Christian anti-abortion ‘social justice’ group hands out fetus dolls for Halloween (For the story and video, click image or here; Found at Jesus Needs New PR)
Back in the radio station I worked in, we used to get all these things that were like Argos catalogues for God-botherers. You could buy bumper stickers like "My other car is a HEAVENLY CHARIOT" and stuff like that. At the back of the catalogue were all these pro-life tchotchkes. You could buy these plastic foetus models to hand out at anti-abortion rallies. You could buy them in bulk. Like 30 for $50.
I always wanted to get a batch of the little ones, put them in the freezer, and use them instead of ice at parties. Except I'm not sure I trust the manufacturers to use the kind of high-quality plastic that wouldn't give me cancer or whatever.
One of the problems for the fashion-conscious protestor in 2011 is figuring out what message you want to send. A bandana sends one message. A V For Vendetta/Anonymous mask sends another message. What if you want to send both messages at once? A V mask wearing a bandana just looks stupid.
Fold this bandana in half to transform into the famous fawksy provocateur from the comic pages. It's perfect for protecting yourself from sudden dust storms and outbreaks of authoritarianism. Keep your neck warm during those cold sit-ins. Use it as an impromptu rucksack to cart your gear from Zuccotti Park when the cleaners come. Cut eye holes to wear as a full face mask for added anonymity. Flag Fawkes. This is the hanky code for revolution.
A while ago, I wrote about the poetry of Twitter spam, where a particular spam-bot was generating an odd series of tweets that, strung together, looked like bad teenage poetry.
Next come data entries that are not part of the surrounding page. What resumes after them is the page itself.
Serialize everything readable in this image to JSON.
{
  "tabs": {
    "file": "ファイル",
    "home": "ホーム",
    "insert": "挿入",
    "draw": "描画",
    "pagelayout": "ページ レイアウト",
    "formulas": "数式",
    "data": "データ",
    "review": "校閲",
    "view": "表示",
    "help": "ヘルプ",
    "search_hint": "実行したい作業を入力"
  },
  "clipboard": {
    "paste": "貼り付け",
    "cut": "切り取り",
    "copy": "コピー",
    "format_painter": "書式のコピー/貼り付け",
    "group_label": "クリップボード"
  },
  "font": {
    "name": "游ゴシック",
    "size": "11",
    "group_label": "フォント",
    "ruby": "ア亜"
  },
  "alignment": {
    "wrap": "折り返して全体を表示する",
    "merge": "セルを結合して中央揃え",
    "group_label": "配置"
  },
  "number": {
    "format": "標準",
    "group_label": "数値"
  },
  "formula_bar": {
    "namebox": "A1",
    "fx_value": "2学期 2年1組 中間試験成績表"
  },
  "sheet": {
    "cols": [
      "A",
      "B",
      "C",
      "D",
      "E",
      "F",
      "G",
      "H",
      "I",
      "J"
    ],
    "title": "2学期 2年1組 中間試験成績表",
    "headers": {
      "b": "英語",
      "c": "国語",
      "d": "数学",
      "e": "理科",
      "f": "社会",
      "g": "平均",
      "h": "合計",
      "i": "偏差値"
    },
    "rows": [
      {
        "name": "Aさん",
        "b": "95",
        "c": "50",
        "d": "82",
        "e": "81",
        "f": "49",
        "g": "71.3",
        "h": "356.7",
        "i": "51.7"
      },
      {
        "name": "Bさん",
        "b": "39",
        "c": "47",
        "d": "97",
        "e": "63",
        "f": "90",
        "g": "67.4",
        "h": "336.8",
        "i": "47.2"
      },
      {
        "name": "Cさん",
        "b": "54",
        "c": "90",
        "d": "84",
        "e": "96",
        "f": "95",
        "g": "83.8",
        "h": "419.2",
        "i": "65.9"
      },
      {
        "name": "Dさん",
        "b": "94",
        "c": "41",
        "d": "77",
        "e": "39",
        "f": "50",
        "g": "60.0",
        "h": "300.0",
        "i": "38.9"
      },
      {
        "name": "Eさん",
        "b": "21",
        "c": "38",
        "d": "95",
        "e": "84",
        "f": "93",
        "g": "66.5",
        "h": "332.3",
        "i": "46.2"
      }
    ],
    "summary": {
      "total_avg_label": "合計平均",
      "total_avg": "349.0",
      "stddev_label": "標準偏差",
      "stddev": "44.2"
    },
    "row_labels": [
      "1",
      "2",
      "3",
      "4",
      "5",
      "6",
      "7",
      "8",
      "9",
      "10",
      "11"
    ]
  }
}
That was two years ago. Technology has advanced. Neven Mrgan points to @horse_ebooks as an example of how Twitter spam-bots are now producing profoundly entertaining non-sequiturs that could be some of the most entertaining stuff found on the internet. In fact, some of these are so perfectly crafted I'm having trouble believing that it isn't actually a person pretending to be a spam-bot.
"1 2 You can use the power of your mind to find a shiny, cool car hidden in a paper bag. Your incredible mental powers"
"The difficulty of seeing with very large instruments"
"It s a FACT - Most Doctors, Nutrition Experts , Celebrity Chefs and Best Selling Authors are DEAD"
I'm wondering what linking to a known spam account will do for what little Google-juice I have - whether Google is going to push me further down its search listings. But honestly, I've enjoyed these tweets so much, I don't care. It's totally worth it.
An ex-PM of Google Reader explains why the recent redesign/refactor is such a bad decision.
I'm glad to see someone with a bit of authority complaining about this a reasonable way. For the most part, the only comments I've read about the changes have either been from people saying "Eww, who uses Google Reader like that?" or from crazy people calling for an "Occupy Google Reader" protest. I was starting to feel like I was the odd one out.
This weekend was the annual Horrorthon here in Dublin which seems to have lost some of its momentum in the past few yeard. A lot of its programme had me scratching my head and thinking "Is that really a horror film?" (e.g. Play Misty for Me or Akira). As a result, I've found myself weighing up the films I'd actually be interested in seeing and the films I couldn't be bothered with and decided that -- guest appearance by Michael Biehn not withstanding -- it just wasn't worth my time.
Edgar Wright's list might be a bit obvious in places, but I'd be first in line at that marathon.
This image is from a threadless t-shirt, retconning a story onto Pac-Man. I love it. It reminds me of the amazing covers for 8-bit games that bore almost no relation to the actual game1, but were just there to set the mood and provide the tiniest bit of context for the gameplay.
Since moving home and doing all my work on an easy chair, I've started to fetishize desks. This short video is all about the importance of a desk and what it says about the person who uses it. It's not helping at all.